§ Data records:
----------------------------------------

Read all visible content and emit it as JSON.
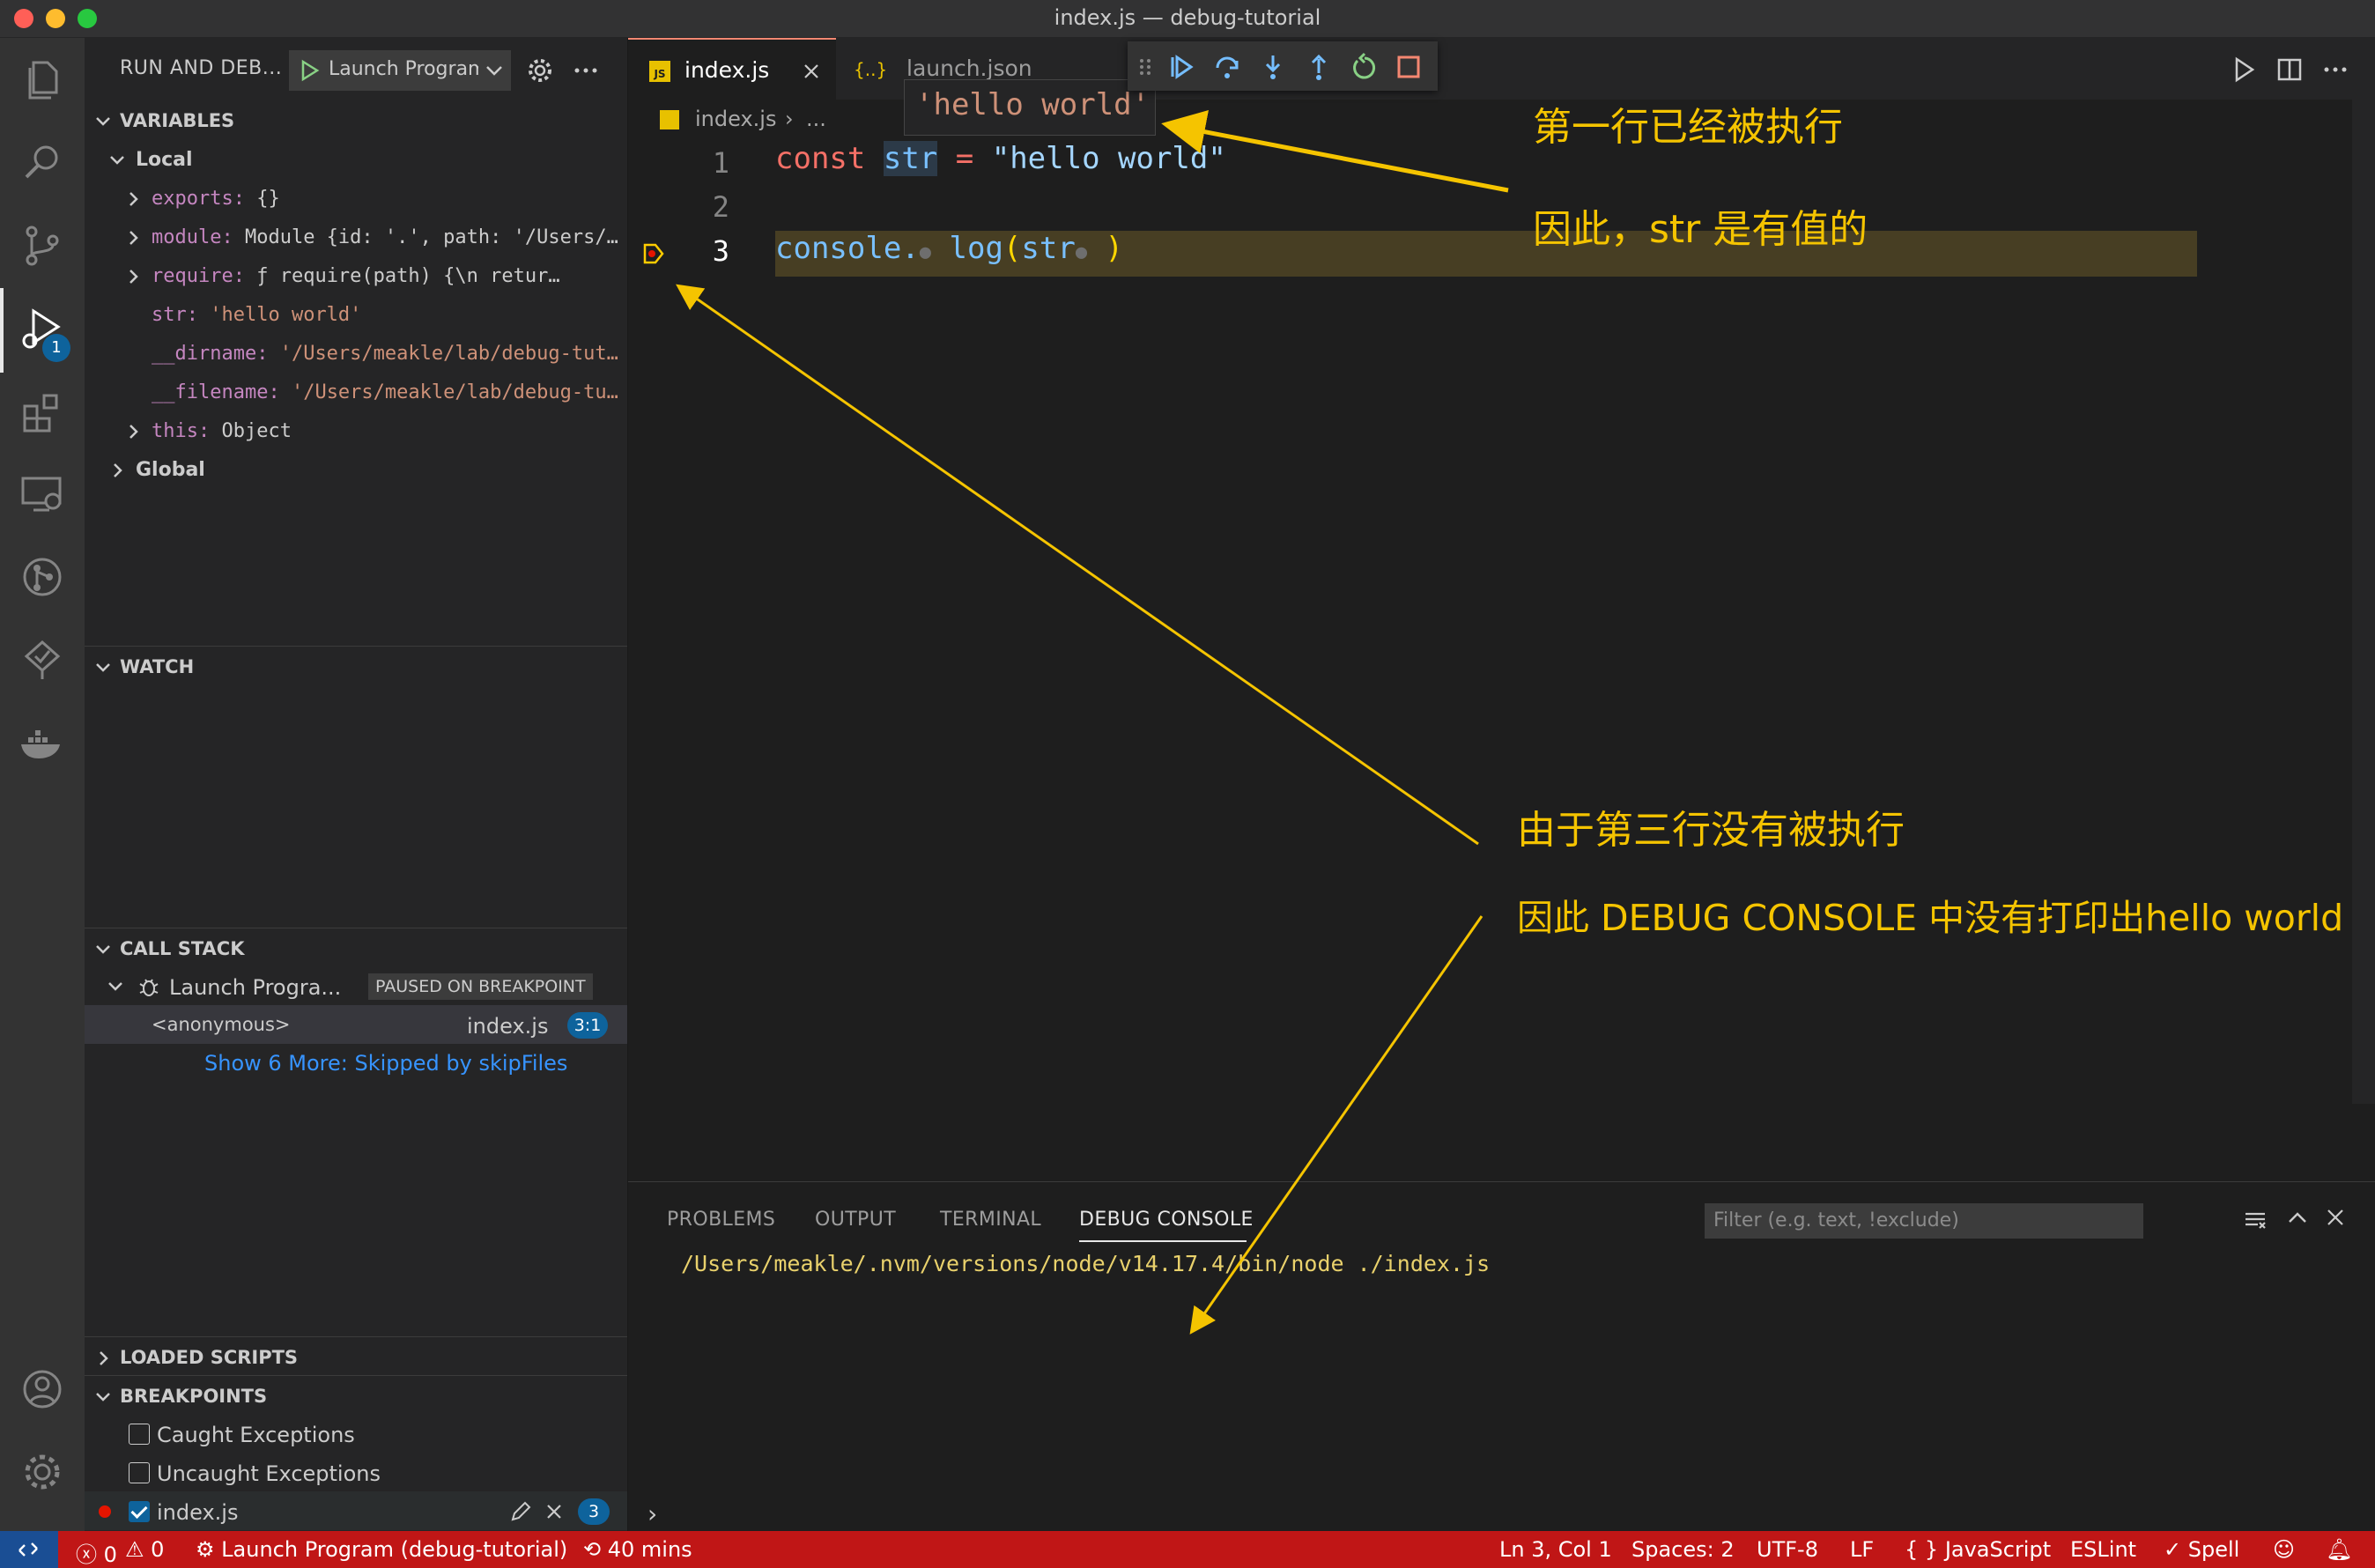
{
  "window": {
    "title": "index.js — debug-tutorial"
  },
  "sidebar": {
    "title": "RUN AND DEB...",
    "launch_config": "Launch Program",
    "variables": {
      "header": "VARIABLES",
      "local_label": "Local",
      "items": [
        {
          "name": "exports:",
          "value": "{}"
        },
        {
          "name": "module:",
          "value": "Module {id: '.', path: '/Users/…"
        },
        {
          "name": "require:",
          "value": "ƒ require(path) {\\n       retur…"
        },
        {
          "name": "str:",
          "value": "'hello world'"
        },
        {
          "name": "__dirname:",
          "value": "'/Users/meakle/lab/debug-tut…"
        },
        {
          "name": "__filename:",
          "value": "'/Users/meakle/lab/debug-tu…"
        },
        {
          "name": "this:",
          "value": "Object"
        }
      ],
      "global_label": "Global"
    },
    "watch": {
      "header": "WATCH"
    },
    "call_stack": {
      "header": "CALL STACK",
      "session": "Launch Progra...",
      "state": "PAUSED ON BREAKPOINT",
      "frame_name": "<anonymous>",
      "frame_file": "index.js",
      "frame_pos": "3:1",
      "show_more": "Show 6 More: Skipped by skipFiles"
    },
    "loaded_scripts": {
      "header": "LOADED SCRIPTS"
    },
    "breakpoints": {
      "header": "BREAKPOINTS",
      "items": [
        {
          "label": "Caught Exceptions",
          "checked": false
        },
        {
          "label": "Uncaught Exceptions",
          "checked": false
        },
        {
          "label": "index.js",
          "checked": true,
          "count": "3"
        }
      ]
    }
  },
  "activity_bar": {
    "debug_badge": "1",
    "icons": [
      "files-icon",
      "search-icon",
      "source-control-icon",
      "run-debug-icon",
      "extensions-icon",
      "remote-explorer-icon",
      "git-graph-icon",
      "testing-icon",
      "docker-icon",
      "account-icon",
      "settings-gear-icon"
    ]
  },
  "editor": {
    "tabs": [
      {
        "label": "index.js",
        "icon": "JS",
        "active": true
      },
      {
        "label": "launch.json",
        "icon": "{..}",
        "active": false
      }
    ],
    "breadcrumb": {
      "file": "index.js",
      "rest": "..."
    },
    "hover": "'hello world'",
    "lines": [
      {
        "num": "1",
        "kw": "const",
        "id": "str",
        "op": "=",
        "str": "\"hello world\""
      },
      {
        "num": "2"
      },
      {
        "num": "3",
        "obj": "console.",
        "fn": "log",
        "open": "(",
        "arg": "str",
        "close": " )"
      }
    ]
  },
  "panel": {
    "tabs": [
      "PROBLEMS",
      "OUTPUT",
      "TERMINAL",
      "DEBUG CONSOLE"
    ],
    "active_tab": "DEBUG CONSOLE",
    "filter_placeholder": "Filter (e.g. text, !exclude)",
    "console_output": "/Users/meakle/.nvm/versions/node/v14.17.4/bin/node ./index.js"
  },
  "status_bar": {
    "errors": "0",
    "warnings": "0",
    "launch": "Launch Program (debug-tutorial)",
    "time": "40 mins",
    "position": "Ln 3, Col 1",
    "spaces": "Spaces: 2",
    "encoding": "UTF-8",
    "eol": "LF",
    "language": "JavaScript",
    "eslint": "ESLint",
    "spell": "Spell",
    "colors": {
      "background": "#c01616",
      "remote": "#1a4e94"
    }
  },
  "annotations": {
    "line1_executed": "第一行已经被执行",
    "str_has_value": "因此，str 是有值的",
    "line3_not_executed": "由于第三行没有被执行",
    "console_empty": "因此 DEBUG CONSOLE 中没有打印出hello world",
    "color": "#f5c400"
  }
}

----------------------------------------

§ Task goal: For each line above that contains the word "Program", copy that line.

§ Answer to the exercise:
    "launch_config": "Launch Program",
    "launch": "Launch Program (debug-tutorial)",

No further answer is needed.